However, if you happen to be looking for anything else, like, umm, I don’t know, acting & direction & editing & cinematography & the stuff that generally makes movies enjoyable, then you’re in for a disappointing evening. Our hero never attempted any facial expressions, so it was hard to tell if there was any potential talent there, while our heroine outdid herself by screaming battle commands like she was that angry kid from Bad News Bears. No one else seemed at all invested in making the film palatable, except perhaps for the villains, who at least tried to be unlikeable. But even putting the acting aside, the film was hard to watch.
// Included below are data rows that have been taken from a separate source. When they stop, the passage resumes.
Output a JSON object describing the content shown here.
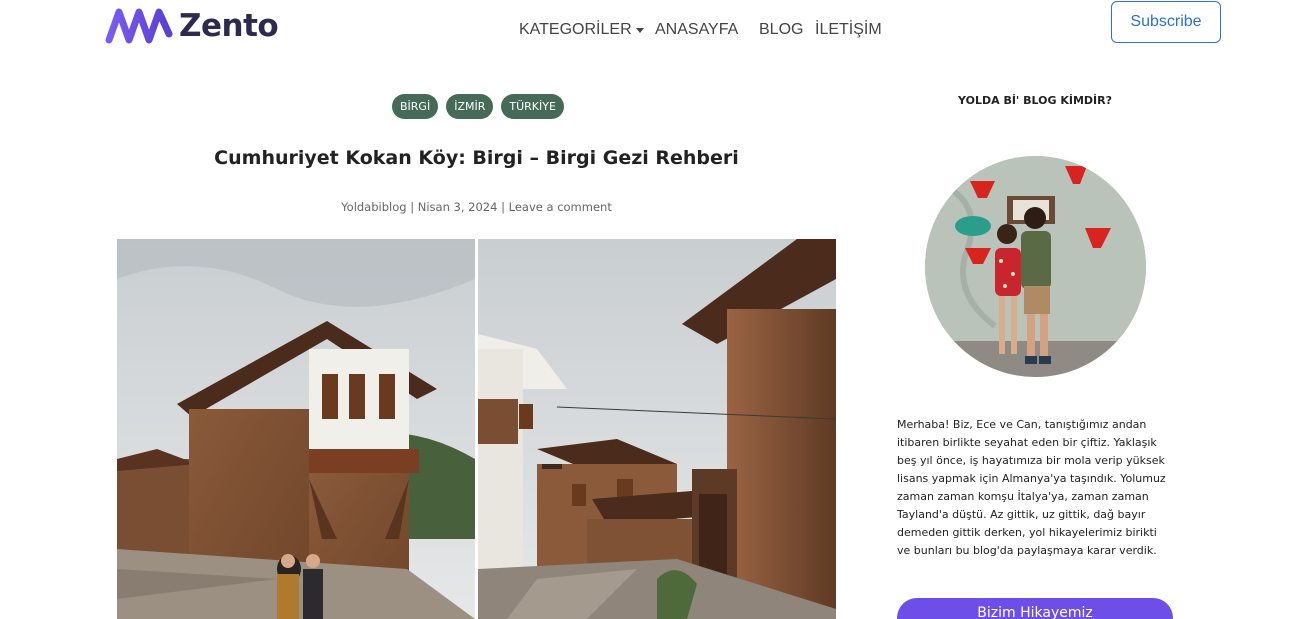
{
  "brand": {
    "name": "Zento",
    "color": "#6d4ee8"
  },
  "nav": {
    "items": [
      "KATEGORİLER",
      "ANASAYFA",
      "BLOG",
      "İLETİŞİM"
    ]
  },
  "subscribe_label": "Subscribe",
  "post": {
    "tags": [
      "BİRGİ",
      "İZMİR",
      "TÜRKİYE"
    ],
    "title": "Cumhuriyet Kokan Köy: Birgi – Birgi Gezi Rehberi",
    "author": "Yoldabiblog",
    "date": "Nisan 3, 2024",
    "comment_link": "Leave a comment",
    "separator": "|"
  },
  "sidebar": {
    "heading": "YOLDA Bİ' BLOG KİMDİR?",
    "bio": "Merhaba! Biz, Ece ve Can, tanıştığımız andan itibaren birlikte seyahat eden bir çiftiz. Yaklaşık beş yıl önce, iş hayatımıza bir mola verip yüksek lisans yapmak için Almanya'ya taşındık. Yolumuz zaman zaman komşu İtalya'ya, zaman zaman Tayland'a düştü. Az gittik, uz gittik, dağ bayır demeden gittik derken, yol hikayelerimiz birikti ve bunları bu blog'da paylaşmaya karar verdik.",
    "button_label": "Bizim Hikayemiz"
  }
}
No color, nothing but mud, throats slit in b-horror fashion; it might as well have been a black&white college project. And oh my god the slo-mo. Every scene seemed to be swimming through pudding, very dirty pudding, and to say that the pace was torturous would be like saying the action sequences were only somewhat unbelievable. I can’t say that someone dropped the ball, more like everyone involved dropped all the balls, as there’s nothing to point to & applaud beyond the concept, which, let’s be honest, could have been imagined by a daring 12-year-old.
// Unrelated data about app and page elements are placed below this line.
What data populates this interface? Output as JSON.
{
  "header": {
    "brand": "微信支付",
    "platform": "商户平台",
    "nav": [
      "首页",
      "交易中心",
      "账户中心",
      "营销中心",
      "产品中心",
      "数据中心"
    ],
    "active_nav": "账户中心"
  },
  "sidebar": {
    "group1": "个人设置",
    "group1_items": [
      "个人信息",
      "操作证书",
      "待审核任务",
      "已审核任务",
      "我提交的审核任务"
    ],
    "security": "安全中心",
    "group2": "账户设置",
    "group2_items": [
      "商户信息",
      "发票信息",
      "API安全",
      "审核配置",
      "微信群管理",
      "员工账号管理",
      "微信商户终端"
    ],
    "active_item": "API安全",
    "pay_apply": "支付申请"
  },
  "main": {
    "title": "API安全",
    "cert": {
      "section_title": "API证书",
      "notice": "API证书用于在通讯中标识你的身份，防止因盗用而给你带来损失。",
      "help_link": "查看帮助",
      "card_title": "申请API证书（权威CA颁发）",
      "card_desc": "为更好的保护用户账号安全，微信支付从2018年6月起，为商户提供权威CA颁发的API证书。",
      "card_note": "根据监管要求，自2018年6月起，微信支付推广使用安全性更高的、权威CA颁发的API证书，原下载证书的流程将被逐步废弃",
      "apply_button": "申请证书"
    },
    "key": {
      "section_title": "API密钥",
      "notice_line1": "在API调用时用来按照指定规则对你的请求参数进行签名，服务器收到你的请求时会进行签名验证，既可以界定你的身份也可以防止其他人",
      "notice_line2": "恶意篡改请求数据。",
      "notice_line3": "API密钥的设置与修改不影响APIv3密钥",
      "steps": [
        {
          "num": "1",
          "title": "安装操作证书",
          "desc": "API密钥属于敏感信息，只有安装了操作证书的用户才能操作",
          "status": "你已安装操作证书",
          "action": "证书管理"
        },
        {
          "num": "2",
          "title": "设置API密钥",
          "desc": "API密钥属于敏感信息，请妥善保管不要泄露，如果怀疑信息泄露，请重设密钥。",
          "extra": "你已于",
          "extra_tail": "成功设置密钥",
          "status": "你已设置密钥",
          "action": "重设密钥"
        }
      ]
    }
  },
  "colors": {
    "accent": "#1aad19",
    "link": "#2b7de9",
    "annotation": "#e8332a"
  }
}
Video – With an aspect ratio of 16×9 Widescreen, the video quality of the Blu-ray is only just good enough. You won’t find the high clarity of images and the broad use of color here that you might expect from other Blu-ray features. What you’ll get is grays & browns, an intentionally grainy picture, and action sequences shot in slow motion that are less vivid than what you could see on your local sports channel any given evening.
Audio – The disc was done in 5.1 DTSHD Master Audio, with an option for 2.0 Stereo. English SDH subtitles can be switched on or off, but there are no other audio options available. The sound quality was completely forgettable, with all attention given to the slitting of throats rather than to the production value of the technical aspects. Don’t expect to be wowed by the quality of the Blu-ray here.
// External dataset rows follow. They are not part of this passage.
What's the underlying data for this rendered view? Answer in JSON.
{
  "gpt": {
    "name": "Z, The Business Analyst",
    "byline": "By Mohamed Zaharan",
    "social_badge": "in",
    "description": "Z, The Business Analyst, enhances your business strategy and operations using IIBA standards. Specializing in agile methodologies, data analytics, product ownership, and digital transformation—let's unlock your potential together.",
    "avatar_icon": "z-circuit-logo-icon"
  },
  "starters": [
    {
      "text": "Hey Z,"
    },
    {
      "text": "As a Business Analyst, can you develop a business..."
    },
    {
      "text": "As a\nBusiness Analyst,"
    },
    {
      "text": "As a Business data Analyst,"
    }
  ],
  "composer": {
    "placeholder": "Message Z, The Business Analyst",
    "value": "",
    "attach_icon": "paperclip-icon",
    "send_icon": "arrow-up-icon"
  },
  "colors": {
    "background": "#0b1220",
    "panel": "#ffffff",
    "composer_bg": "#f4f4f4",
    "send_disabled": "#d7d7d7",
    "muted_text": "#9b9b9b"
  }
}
Extras – There are a few extras on the disc. Interviews are available with either producers Rupert Preston and Huberta Von Liel or director Jim Weedon. Behind the Scenes footage can be viewed for three different segments: Broll ‘First Encounter’, Night Battle, and Shadow Walker vs Romain. And lastly, there are four trailers: Sword of Vengeance, Kung Fu Killer, These Final Hours, Enter the Dangerous Mind.
Skip It. I may have missed Hammer of the Gods, but, as the old joke goes, I wouldn’t say I missed it. And I know, who am I to judge, I’m prematurely burying it, but I feel like I have at least some justification. If the style of that film is anywhere near the style of this one, if the same effort was put into that project as this one, than I think I know what I avoided. Sword of Vengeance is an action failure and a film that doesn’t deserve much eff0rt in finding the positives. Again, it isn’t our job as an audience to forgive a film its faults, nor are we required to give it the benefit of the doubt. We’re allowed to be critical when filmmakers make mistakes, and here’s an example of a large mistake made. The video is only fine, the audio passable, there are a few extras, but the movie as a whole is more troublesome than worth the trouble.
☆ ☆ – Content
☆ ☆ ☆- Video
☆ ☆ ☆ – Audio
☆ ☆ ☆- Extras
☆ – Replay